 All three objectives serve to promote confidence in the administration of justice. No one objective is less important than the other although there are different ways in which they can be given effect to – either through open ventilation or through administrative arrangements for which the head of jurisdiction is responsible.
 The last objective presents a peculiar problem in that the facts giving rise to its application are not easy to prove and is based on perception and value judgment and in some way the thought processes of an affected judicial officer. It therefore highlights the importance of the judicial officer making full disclosure and to err on the side of caution if in doubt as explained in para  below.’
 Even if I considered giving up the brief in the other matter, (which I did), the fact remained that I had previously consulted with Mr Bezuidenhout, and then indented to call him as an expert witness. The problem of the nagging feeling in the public’s mind that one party to a dispute did not get a fair hearing because of who the judge is or was, would thus always remain. This coupled with the interest I had, or might be perceived to have had in preserving the credibility of Mr Bezuidenhout, raised clear issues of conflict of interest.
 It is for these reasons that I on 28 May 2019 recused myself from this matter. The matter should thus be returned to the Registrar for allocation to a different managing judge.
G Narib AJ
FOR THE PLAINTIFFS: P C I Barnard
On instructions of De Klerk Horn and Coetzee Inc,
FOR THE DEFENDANTS: D Obbes
On instructions of Francois Erasmus and partners,
 The effect of this decision was later ameliorated in S v Shabalala 1986 (4) SA 734 (A), where the court also considered admissibility of evidence of behaviour of police dog in identifying scent of an accused.
 In my ruling on 23 May 2019, I referred to Mr. Engelbrecht, but it was correctly brought to my attention by Mr. Barnard on behalf of the plaintiff that the deponent was in fact Mr. Van Der Kolff. This much is apparent from the affidavit dated 22 May 2019 and the court order was subsequently corrected to this effect.

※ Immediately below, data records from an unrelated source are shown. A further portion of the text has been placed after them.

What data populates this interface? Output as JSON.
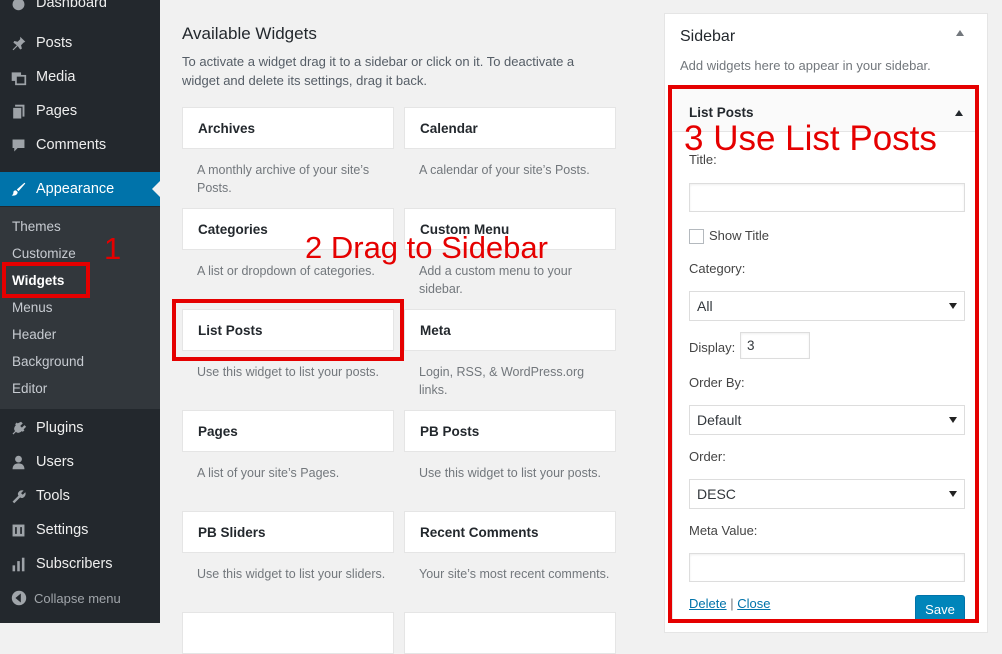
{
  "admin_menu": {
    "dashboard": "Dashboard",
    "items": [
      {
        "label": "Posts",
        "icon": "pushpin-icon"
      },
      {
        "label": "Media",
        "icon": "media-icon"
      },
      {
        "label": "Pages",
        "icon": "pages-icon"
      },
      {
        "label": "Comments",
        "icon": "comments-icon"
      },
      {
        "label": "Appearance",
        "icon": "paintbrush-icon"
      },
      {
        "label": "Plugins",
        "icon": "plugin-icon"
      },
      {
        "label": "Users",
        "icon": "users-icon"
      },
      {
        "label": "Tools",
        "icon": "wrench-icon"
      },
      {
        "label": "Settings",
        "icon": "settings-icon"
      },
      {
        "label": "Subscribers",
        "icon": "chart-bars-icon"
      }
    ],
    "submenu": [
      "Themes",
      "Customize",
      "Widgets",
      "Menus",
      "Header",
      "Background",
      "Editor"
    ],
    "collapse_label": "Collapse menu"
  },
  "available": {
    "heading": "Available Widgets",
    "description": "To activate a widget drag it to a sidebar or click on it. To deactivate a widget and delete its settings, drag it back.",
    "widgets": [
      {
        "title": "Archives",
        "desc": "A monthly archive of your site’s Posts."
      },
      {
        "title": "Calendar",
        "desc": "A calendar of your site’s Posts."
      },
      {
        "title": "Categories",
        "desc": "A list or dropdown of categories."
      },
      {
        "title": "Custom Menu",
        "desc": "Add a custom menu to your sidebar."
      },
      {
        "title": "List Posts",
        "desc": "Use this widget to list your posts."
      },
      {
        "title": "Meta",
        "desc": "Login, RSS, & WordPress.org links."
      },
      {
        "title": "Pages",
        "desc": "A list of your site’s Pages."
      },
      {
        "title": "PB Posts",
        "desc": "Use this widget to list your posts."
      },
      {
        "title": "PB Sliders",
        "desc": "Use this widget to list your sliders."
      },
      {
        "title": "Recent Comments",
        "desc": "Your site’s most recent comments."
      }
    ]
  },
  "sidebar": {
    "title": "Sidebar",
    "description": "Add widgets here to appear in your sidebar.",
    "widget": {
      "title": "List Posts",
      "title_label": "Title:",
      "title_value": "",
      "show_title_label": "Show Title",
      "category_label": "Category:",
      "category_value": "All",
      "display_label": "Display:",
      "display_value": "3",
      "order_by_label": "Order By:",
      "order_by_value": "Default",
      "order_label": "Order:",
      "order_value": "DESC",
      "meta_label": "Meta Value:",
      "meta_value": "",
      "delete_label": "Delete",
      "separator": "|",
      "close_label": "Close",
      "save_label": "Save"
    }
  },
  "annotations": {
    "step1": "1",
    "step2": "2 Drag to Sidebar",
    "step3": "3 Use List Posts",
    "color": "#e50000"
  },
  "colors": {
    "admin_bg": "#23282d",
    "submenu_bg": "#32373c",
    "accent": "#0073aa",
    "button": "#0085ba"
  }
}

 (SA 2/2018)  NASC (15 March 2019), para 14.
 At para 14.
 This was restated in S v Stewe, supra, at para 12.
 (P8/2018)  NASC (28 May 2019).